PROBLEM TO SOLVE:
The records below are to be set down again exactly, with the pictures left out.

Items from an interface collection
⟨

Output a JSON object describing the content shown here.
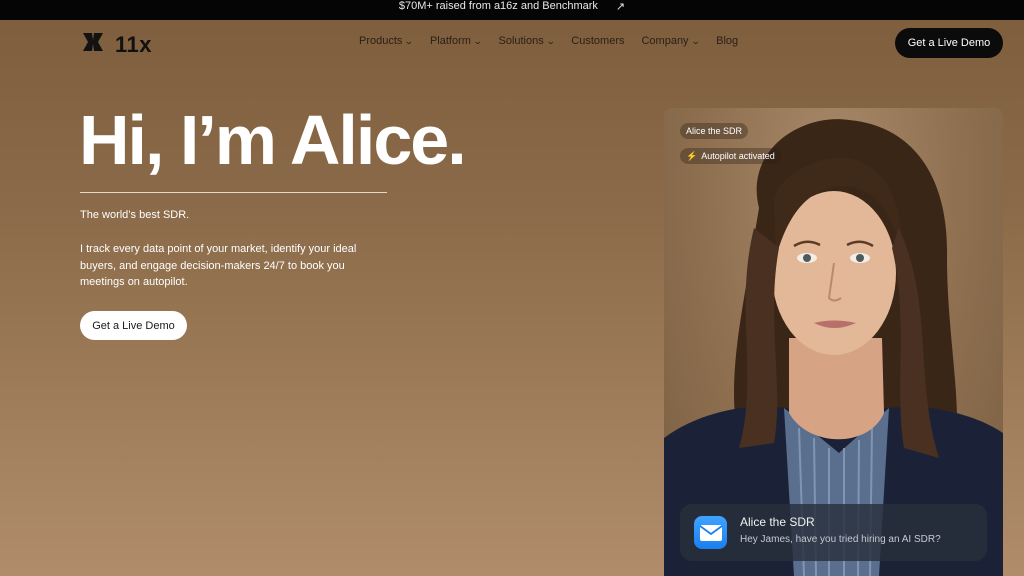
{
  "announcement": {
    "text": "$70M+ raised from a16z and Benchmark",
    "arrow": "↗"
  },
  "nav": {
    "logo_text": "11x",
    "items": [
      {
        "label": "Products",
        "dropdown": true
      },
      {
        "label": "Platform",
        "dropdown": true
      },
      {
        "label": "Solutions",
        "dropdown": true
      },
      {
        "label": "Customers",
        "dropdown": false
      },
      {
        "label": "Company",
        "dropdown": true
      },
      {
        "label": "Blog",
        "dropdown": false
      }
    ],
    "cta_label": "Get a Live Demo"
  },
  "hero": {
    "title": "Hi, I’m Alice.",
    "tagline": "The world’s best SDR.",
    "description": "I track every data point of your market, identify your ideal buyers, and engage decision-makers 24/7 to book you meetings on autopilot.",
    "cta_label": "Get a Live Demo"
  },
  "agent_card": {
    "name_chip": "Alice the SDR",
    "status_chip": "Autopilot activated",
    "notification": {
      "title": "Alice the SDR",
      "message": "Hey James, have you tried hiring an AI SDR?"
    }
  },
  "colors": {
    "background_top": "#7e5d3c",
    "background_bottom": "#b08c6b",
    "button_dark": "#0b0b0b",
    "mail_icon": "#1a7ff0"
  }
}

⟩

RESULT OF THE EXERCISE:
Output a JSON object describing the content shown here.
{
  "announcement": {
    "text": "$70M+ raised from a16z and Benchmark",
    "arrow": "↗"
  },
  "nav": {
    "logo_text": "11x",
    "items": [
      {
        "label": "Products",
        "dropdown": true
      },
      {
        "label": "Platform",
        "dropdown": true
      },
      {
        "label": "Solutions",
        "dropdown": true
      },
      {
        "label": "Customers",
        "dropdown": false
      },
      {
        "label": "Company",
        "dropdown": true
      },
      {
        "label": "Blog",
        "dropdown": false
      }
    ],
    "cta_label": "Get a Live Demo"
  },
  "hero": {
    "title": "Hi, I’m Alice.",
    "tagline": "The world’s best SDR.",
    "description": "I track every data point of your market, identify your ideal buyers, and engage decision-makers 24/7 to book you meetings on autopilot.",
    "cta_label": "Get a Live Demo"
  },
  "agent_card": {
    "name_chip": "Alice the SDR",
    "status_chip": "Autopilot activated",
    "notification": {
      "title": "Alice the SDR",
      "message": "Hey James, have you tried hiring an AI SDR?"
    }
  },
  "colors": {
    "background_top": "#7e5d3c",
    "background_bottom": "#b08c6b",
    "button_dark": "#0b0b0b",
    "mail_icon": "#1a7ff0"
  }
}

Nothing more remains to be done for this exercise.